My preferences for setup of this kind have changed a lot over the years since I first started messing about with web stuff in 2004. These days I prefer php-fpm and nginx to serve the pages and if a database is needed I was using mysql but this being the first server I’ve set up from scratch since mysql became an Oracle technology I’ve decided to switch to mariadb as it’s pretty much a drop in replacement and is not controlled by Oracle.

In terms of OS I tend to use either Debian or Ubuntu. I prefer Debian because it’s changes a bit less frequently.
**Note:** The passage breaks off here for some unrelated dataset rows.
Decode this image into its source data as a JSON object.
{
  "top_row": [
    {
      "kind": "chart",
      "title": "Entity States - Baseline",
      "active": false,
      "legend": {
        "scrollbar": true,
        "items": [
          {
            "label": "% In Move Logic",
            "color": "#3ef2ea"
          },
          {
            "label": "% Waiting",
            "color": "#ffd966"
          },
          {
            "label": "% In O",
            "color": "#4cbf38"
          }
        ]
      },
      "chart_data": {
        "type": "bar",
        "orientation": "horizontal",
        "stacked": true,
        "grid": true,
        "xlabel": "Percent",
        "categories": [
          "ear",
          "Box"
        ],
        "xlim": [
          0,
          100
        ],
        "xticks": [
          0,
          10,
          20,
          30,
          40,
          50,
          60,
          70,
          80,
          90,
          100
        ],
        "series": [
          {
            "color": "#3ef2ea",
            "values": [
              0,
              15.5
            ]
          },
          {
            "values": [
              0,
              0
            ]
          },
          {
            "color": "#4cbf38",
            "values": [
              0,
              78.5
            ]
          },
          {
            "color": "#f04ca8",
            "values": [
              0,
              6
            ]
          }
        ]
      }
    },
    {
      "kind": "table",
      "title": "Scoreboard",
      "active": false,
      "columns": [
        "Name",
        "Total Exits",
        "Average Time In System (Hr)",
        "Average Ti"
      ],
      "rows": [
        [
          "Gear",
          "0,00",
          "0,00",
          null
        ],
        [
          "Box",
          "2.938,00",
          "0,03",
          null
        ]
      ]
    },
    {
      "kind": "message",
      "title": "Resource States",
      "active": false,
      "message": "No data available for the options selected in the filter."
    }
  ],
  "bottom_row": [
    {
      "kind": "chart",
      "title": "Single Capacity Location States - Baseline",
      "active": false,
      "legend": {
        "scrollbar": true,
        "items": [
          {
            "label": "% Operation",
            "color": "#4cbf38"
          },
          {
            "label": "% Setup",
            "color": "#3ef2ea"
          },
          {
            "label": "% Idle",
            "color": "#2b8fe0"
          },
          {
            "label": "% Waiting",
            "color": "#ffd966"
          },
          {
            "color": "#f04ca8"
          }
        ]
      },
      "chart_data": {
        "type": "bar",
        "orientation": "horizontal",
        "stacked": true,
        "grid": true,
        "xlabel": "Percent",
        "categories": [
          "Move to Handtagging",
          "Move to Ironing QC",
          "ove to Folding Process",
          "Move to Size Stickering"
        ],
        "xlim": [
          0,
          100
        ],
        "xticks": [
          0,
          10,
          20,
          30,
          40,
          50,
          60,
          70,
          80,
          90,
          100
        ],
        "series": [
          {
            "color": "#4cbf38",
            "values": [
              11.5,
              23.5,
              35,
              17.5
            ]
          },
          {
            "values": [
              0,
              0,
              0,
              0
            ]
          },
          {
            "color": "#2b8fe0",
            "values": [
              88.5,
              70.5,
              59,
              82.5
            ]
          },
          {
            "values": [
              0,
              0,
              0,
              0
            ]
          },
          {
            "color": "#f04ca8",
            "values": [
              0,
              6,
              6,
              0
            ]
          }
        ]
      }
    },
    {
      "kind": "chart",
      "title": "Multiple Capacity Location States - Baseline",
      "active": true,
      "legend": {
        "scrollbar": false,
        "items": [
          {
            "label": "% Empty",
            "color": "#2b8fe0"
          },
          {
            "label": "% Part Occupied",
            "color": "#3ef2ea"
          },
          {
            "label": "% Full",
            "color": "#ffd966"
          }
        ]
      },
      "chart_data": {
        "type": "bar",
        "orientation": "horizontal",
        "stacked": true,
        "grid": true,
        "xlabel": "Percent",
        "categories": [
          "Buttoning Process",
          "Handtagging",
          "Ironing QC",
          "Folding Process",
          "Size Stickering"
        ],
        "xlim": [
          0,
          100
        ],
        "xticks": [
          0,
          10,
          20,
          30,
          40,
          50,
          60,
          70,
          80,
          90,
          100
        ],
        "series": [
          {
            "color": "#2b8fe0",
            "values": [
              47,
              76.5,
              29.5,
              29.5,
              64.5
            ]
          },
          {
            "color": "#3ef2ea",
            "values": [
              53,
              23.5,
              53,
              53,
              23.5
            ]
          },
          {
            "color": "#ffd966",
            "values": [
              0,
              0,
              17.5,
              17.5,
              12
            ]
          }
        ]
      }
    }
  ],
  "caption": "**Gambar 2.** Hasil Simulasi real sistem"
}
In the examples below I use Debian 8.

On to the setup.

I’ll assume you either know how to install the OS or like me have used a virtual server image to get started.

I start by logging in as root. It’s often considered bad practice to log on as root however I disagree as whenever I log in to the server it’s to perform some maintenance so I will need root level permissions. I would agree that it is bad practice of you are doing anything but managing the system though.

Having logged in, I like to have the command prompt reflect the name of the server I’m logged into. Therefore I edit the /etc/hostname file to contain my hostname. This is sometimes done during OS install but is often not done when installing from an image. I also edit the /etc/hosts file to reflect my hostname and fully qualified domain name. A hosts file typically looks like this (where <hostname> is your machines hostname): localhost <hostname>

# The following lines are desirable for IPv6 capable hosts
::1 localhost ip6-localhost ip6-loopback
ff02::1 ip6-allnodes
ff02::2 ip6-allrouters

Now those who have some understanding of networking may wonder why the second line is set for the hostname and why it isn’t simply combined with the first line. Having wondered this myself I read some debian docs which explain that it is basically a workaround for some bugs in some software such as gnome. It only applies if you don’t have a static IP. In my case I do have a static IP so my hosts file looks a bit like this: localhost
<my.static.ip> <hostname> <>

# The following lines are desirable for IPv6 capable hosts
::1 localhost ip6-localhost ip6-loopback
ff02::1 ip6-allnodes
ff02::2 ip6-allrouters

I of course put my own values in for <my.static.ip>, <hostname> and <>.

Then I ensure the packages installed on the system are up to date by running:

apt-get update
apt-get dist-upgrade -y

Having set up my hosts file and updated to the latest packages I typically reboot, although it isn’t really necessary.

I then move on to configure email sending from the system using nullmailer and an smtp service like Send Grid who offer a free account.

I create a new API key for the server by signing in to my SendGrid account and using their interface to create the key. It’s important to save the generated API key somewhere as you can’t retrieve it again from SendGrid. That done I’m ready to configure the server and so I install nullmailer by running the following:

apt-get install nullmailer

Then when the installation prompts for smarthosts I enter into the provided box (substituting <my-api-key> for the API key I got from SendGrid earlier): smtp --port=587 --user=apikey --pass=<my-api-key>

This should be sufficient to get nullmailer to send emails out from your system via sendgrid. At this point I also add a line to the /etc/crontab so that you get an email sent every time the server boots up. That way you’ll get an email if the server reboots unexpectedly.

Please Note. This article is a work in progress and I will be adding further steps at a later time. For now I have some notes for myself that I will be working from:

add to /etc/aliases
call newaliases

configure nullmailer

add '@reboot root echo " booted at $(date)"' to /etc/crontab

apt-get install mariadb-server nginx git

apt-get install screen

echo "set mouse-=a" > ~/.vimrc

echo "[client]" > ~/.my.cnf
echo "user     = root" >> ~/.my.cnf
echo "host     = localhost" >> ~/.my.cnf
echo "password = #########" >> ~/.my.cnf
echo "socket   = /var/run/mysqld/mysqld.sock" >> ~/.my.cnf